▸ Task statement
The goal is an unaltered copy of the records below, minus any images.
Top of Data extracts
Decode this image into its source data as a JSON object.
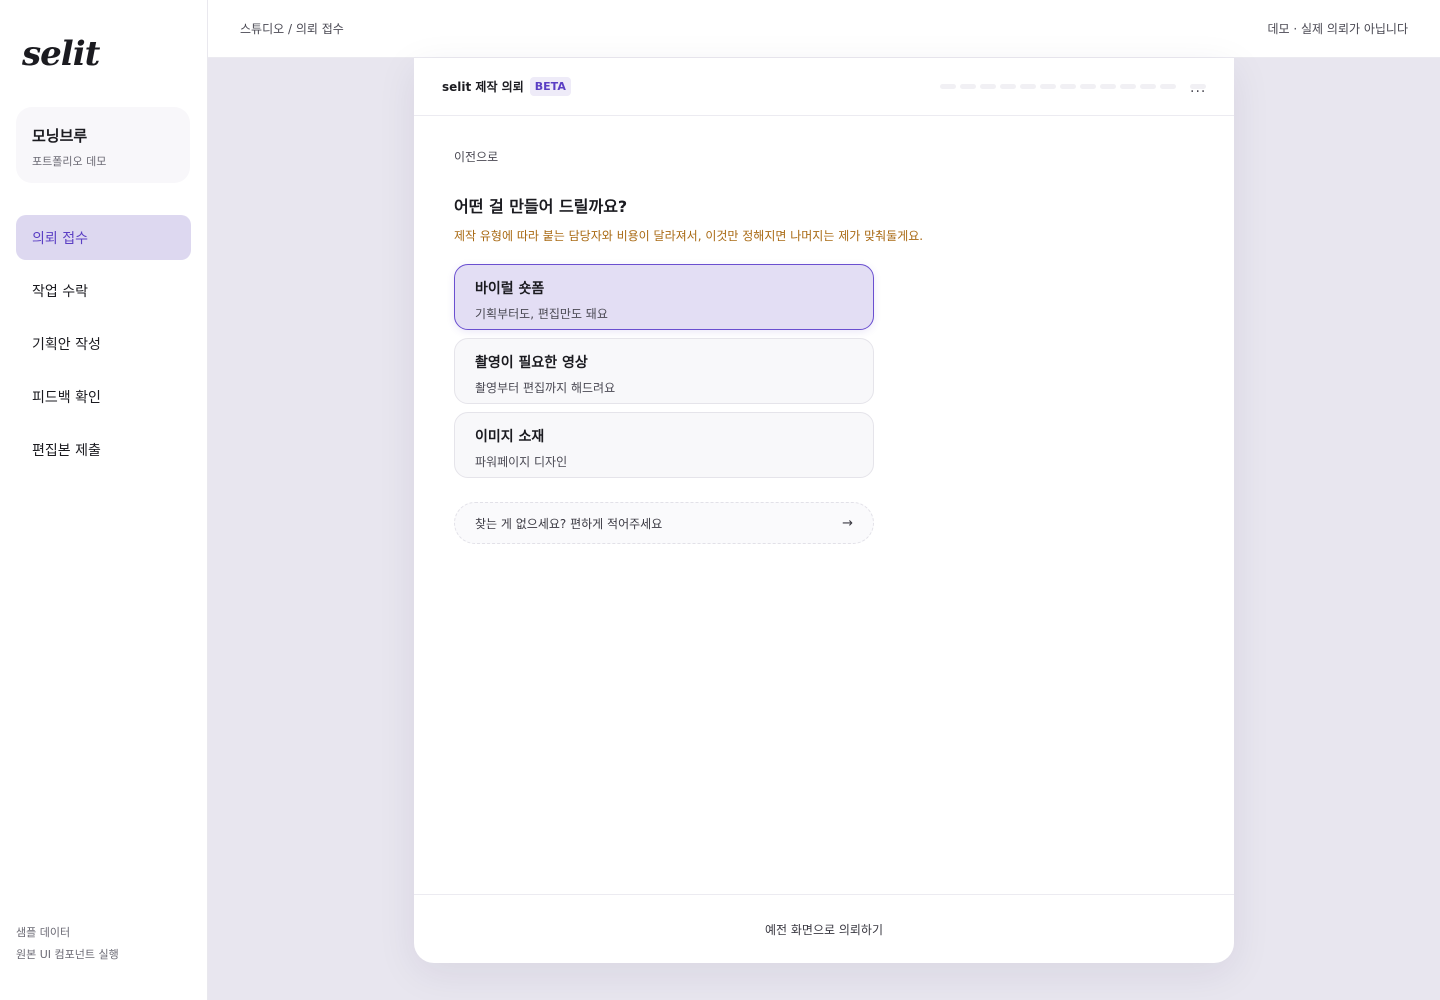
{
  "sidebar": {
    "logo": "selit",
    "workspace": {
      "name": "모닝브루",
      "subtitle": "포트폴리오 데모"
    },
    "items": [
      {
        "label": "의뢰 접수",
        "active": true
      },
      {
        "label": "작업 수락",
        "active": false
      },
      {
        "label": "기획안 작성",
        "active": false
      },
      {
        "label": "피드백 확인",
        "active": false
      },
      {
        "label": "편집본 제출",
        "active": false
      }
    ],
    "footer": {
      "sample": "샘플 데이터",
      "run": "원본 UI 컴포넌트 실행"
    }
  },
  "topbar": {
    "breadcrumb": "스튜디오 / 의뢰 접수",
    "note": "데모 · 실제 의뢰가 아닙니다"
  },
  "card": {
    "title": "selit 제작 의뢰",
    "badge": "BETA",
    "back": "이전으로",
    "question": "어떤 걸 만들어 드릴까요?",
    "hint": "제작 유형에 따라 붙는 담당자와 비용이 달라져서, 이것만 정해지면 나머지는 제가 맞춰둘게요.",
    "options": [
      {
        "title": "바이럴 숏폼",
        "desc": "기획부터도, 편집만도 돼요",
        "selected": true
      },
      {
        "title": "촬영이 필요한 영상",
        "desc": "촬영부터 편집까지 해드려요",
        "selected": false
      },
      {
        "title": "이미지 소재",
        "desc": "파워페이지 디자인",
        "selected": false
      }
    ],
    "fallback": "찾는 게 없으세요? 편하게 적어주세요",
    "footer_link": "예전 화면으로 의뢰하기"
  },
  "colors": {
    "accent": "#5b3fc4",
    "accent_bg": "#ddd8f0",
    "hint": "#a96a14",
    "page_bg": "#e8e6ef"
  }
}
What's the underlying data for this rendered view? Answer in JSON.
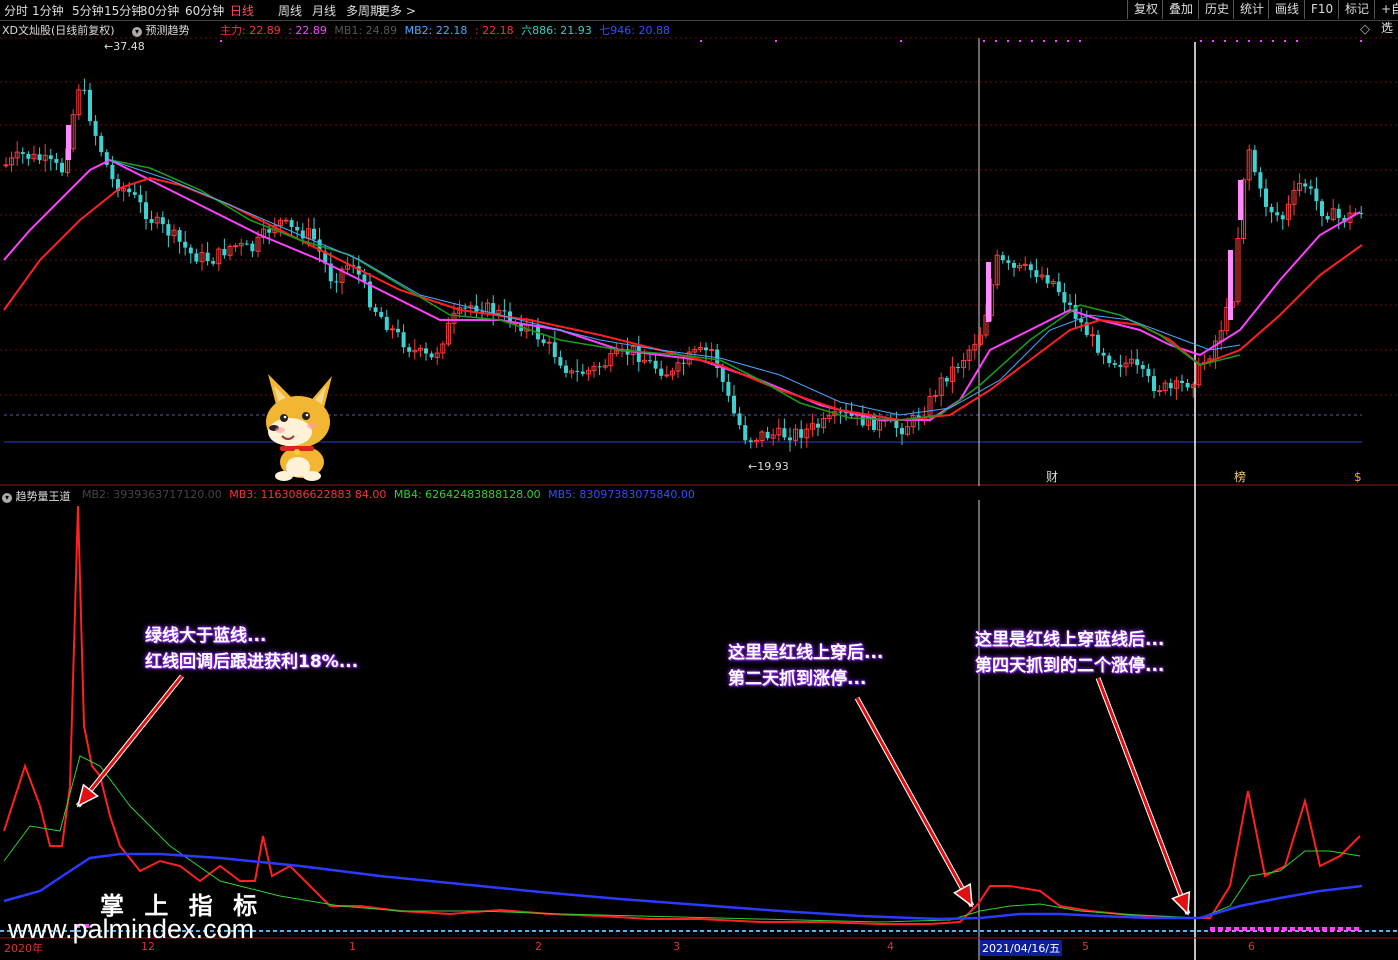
{
  "toolbar": {
    "tabs": [
      "分时",
      "1分钟",
      "5分钟",
      "15分钟",
      "30分钟",
      "60分钟",
      "日线",
      "周线",
      "月线",
      "多周期",
      "更多"
    ],
    "active_tab": "日线",
    "right_buttons": [
      "复权",
      "叠加",
      "历史",
      "统计",
      "画线",
      "F10",
      "标记",
      "+自选"
    ]
  },
  "main_panel": {
    "stock_title": "XD文灿股(日线前复权)",
    "indicator_name": "预测趋势",
    "legend": [
      {
        "label": "主力: 22.89",
        "color": "#ff3030"
      },
      {
        "label": ": 22.89",
        "color": "#ff40ff"
      },
      {
        "label": "MB1: 24.89",
        "color": "#555555"
      },
      {
        "label": "MB2: 22.18",
        "color": "#4aa8ff"
      },
      {
        "label": ": 22.18",
        "color": "#ff3030"
      },
      {
        "label": "六886: 21.93",
        "color": "#30d0c0"
      },
      {
        "label": "七946: 20.88",
        "color": "#3050ff"
      }
    ],
    "high_label": "37.48",
    "low_label": "19.93",
    "markers": [
      "财",
      "榜",
      "$"
    ]
  },
  "sub_panel": {
    "indicator_name": "趋势量王道",
    "legend": [
      {
        "label": "MB2: 3939363717120.00",
        "color": "#444444"
      },
      {
        "label": "MB3: 1163086622883 84.00",
        "color": "#ff3030"
      },
      {
        "label": "MB4: 62642483888128.00",
        "color": "#30d030"
      },
      {
        "label": "MB5: 83097383075840.00",
        "color": "#3050ff"
      }
    ]
  },
  "callouts": [
    {
      "lines": [
        "绿线大于蓝线...",
        "红线回调后跟进获利18%..."
      ]
    },
    {
      "lines": [
        "这里是红线上穿后...",
        "第二天抓到涨停..."
      ]
    },
    {
      "lines": [
        "这里是红线上穿蓝线后...",
        "第四天抓到的二个涨停..."
      ]
    }
  ],
  "watermark": {
    "title": "掌 上 指 标",
    "url": "www.palmindex.com"
  },
  "date_axis": [
    "2020年",
    "12",
    "1",
    "2",
    "3",
    "4",
    "2021/04/16/五",
    "5",
    "6"
  ],
  "colors": {
    "up": "#ff3a3a",
    "down": "#3fd0d0",
    "ma_magenta": "#ff40ff",
    "ma_red": "#ff2020",
    "ma_green": "#1a9a1a",
    "ma_blue": "#4aa8ff"
  }
}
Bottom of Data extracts
▸ Written response
Decode this image into its source data as a JSON object.
{
  "sidebar": {
    "logo": "selit",
    "workspace": {
      "name": "모닝브루",
      "subtitle": "포트폴리오 데모"
    },
    "items": [
      {
        "label": "의뢰 접수",
        "active": true
      },
      {
        "label": "작업 수락",
        "active": false
      },
      {
        "label": "기획안 작성",
        "active": false
      },
      {
        "label": "피드백 확인",
        "active": false
      },
      {
        "label": "편집본 제출",
        "active": false
      }
    ],
    "footer": {
      "sample": "샘플 데이터",
      "run": "원본 UI 컴포넌트 실행"
    }
  },
  "topbar": {
    "breadcrumb": "스튜디오 / 의뢰 접수",
    "note": "데모 · 실제 의뢰가 아닙니다"
  },
  "card": {
    "title": "selit 제작 의뢰",
    "badge": "BETA",
    "back": "이전으로",
    "question": "어떤 걸 만들어 드릴까요?",
    "hint": "제작 유형에 따라 붙는 담당자와 비용이 달라져서, 이것만 정해지면 나머지는 제가 맞춰둘게요.",
    "options": [
      {
        "title": "바이럴 숏폼",
        "desc": "기획부터도, 편집만도 돼요",
        "selected": true
      },
      {
        "title": "촬영이 필요한 영상",
        "desc": "촬영부터 편집까지 해드려요",
        "selected": false
      },
      {
        "title": "이미지 소재",
        "desc": "파워페이지 디자인",
        "selected": false
      }
    ],
    "fallback": "찾는 게 없으세요? 편하게 적어주세요",
    "footer_link": "예전 화면으로 의뢰하기"
  },
  "colors": {
    "accent": "#5b3fc4",
    "accent_bg": "#ddd8f0",
    "hint": "#a96a14",
    "page_bg": "#e8e6ef"
  }
}
What's the underlying data for this rendered view? Answer in JSON.
{
  "toolbar": {
    "tabs": [
      "分时",
      "1分钟",
      "5分钟",
      "15分钟",
      "30分钟",
      "60分钟",
      "日线",
      "周线",
      "月线",
      "多周期",
      "更多"
    ],
    "active_tab": "日线",
    "right_buttons": [
      "复权",
      "叠加",
      "历史",
      "统计",
      "画线",
      "F10",
      "标记",
      "+自选"
    ]
  },
  "main_panel": {
    "stock_title": "XD文灿股(日线前复权)",
    "indicator_name": "预测趋势",
    "legend": [
      {
        "label": "主力: 22.89",
        "color": "#ff3030"
      },
      {
        "label": ": 22.89",
        "color": "#ff40ff"
      },
      {
        "label": "MB1: 24.89",
        "color": "#555555"
      },
      {
        "label": "MB2: 22.18",
        "color": "#4aa8ff"
      },
      {
        "label": ": 22.18",
        "color": "#ff3030"
      },
      {
        "label": "六886: 21.93",
        "color": "#30d0c0"
      },
      {
        "label": "七946: 20.88",
        "color": "#3050ff"
      }
    ],
    "high_label": "37.48",
    "low_label": "19.93",
    "markers": [
      "财",
      "榜",
      "$"
    ]
  },
  "sub_panel": {
    "indicator_name": "趋势量王道",
    "legend": [
      {
        "label": "MB2: 3939363717120.00",
        "color": "#444444"
      },
      {
        "label": "MB3: 1163086622883 84.00",
        "color": "#ff3030"
      },
      {
        "label": "MB4: 62642483888128.00",
        "color": "#30d030"
      },
      {
        "label": "MB5: 83097383075840.00",
        "color": "#3050ff"
      }
    ]
  },
  "callouts": [
    {
      "lines": [
        "绿线大于蓝线...",
        "红线回调后跟进获利18%..."
      ]
    },
    {
      "lines": [
        "这里是红线上穿后...",
        "第二天抓到涨停..."
      ]
    },
    {
      "lines": [
        "这里是红线上穿蓝线后...",
        "第四天抓到的二个涨停..."
      ]
    }
  ],
  "watermark": {
    "title": "掌 上 指 标",
    "url": "www.palmindex.com"
  },
  "date_axis": [
    "2020年",
    "12",
    "1",
    "2",
    "3",
    "4",
    "2021/04/16/五",
    "5",
    "6"
  ],
  "colors": {
    "up": "#ff3a3a",
    "down": "#3fd0d0",
    "ma_magenta": "#ff40ff",
    "ma_red": "#ff2020",
    "ma_green": "#1a9a1a",
    "ma_blue": "#4aa8ff"
  }
}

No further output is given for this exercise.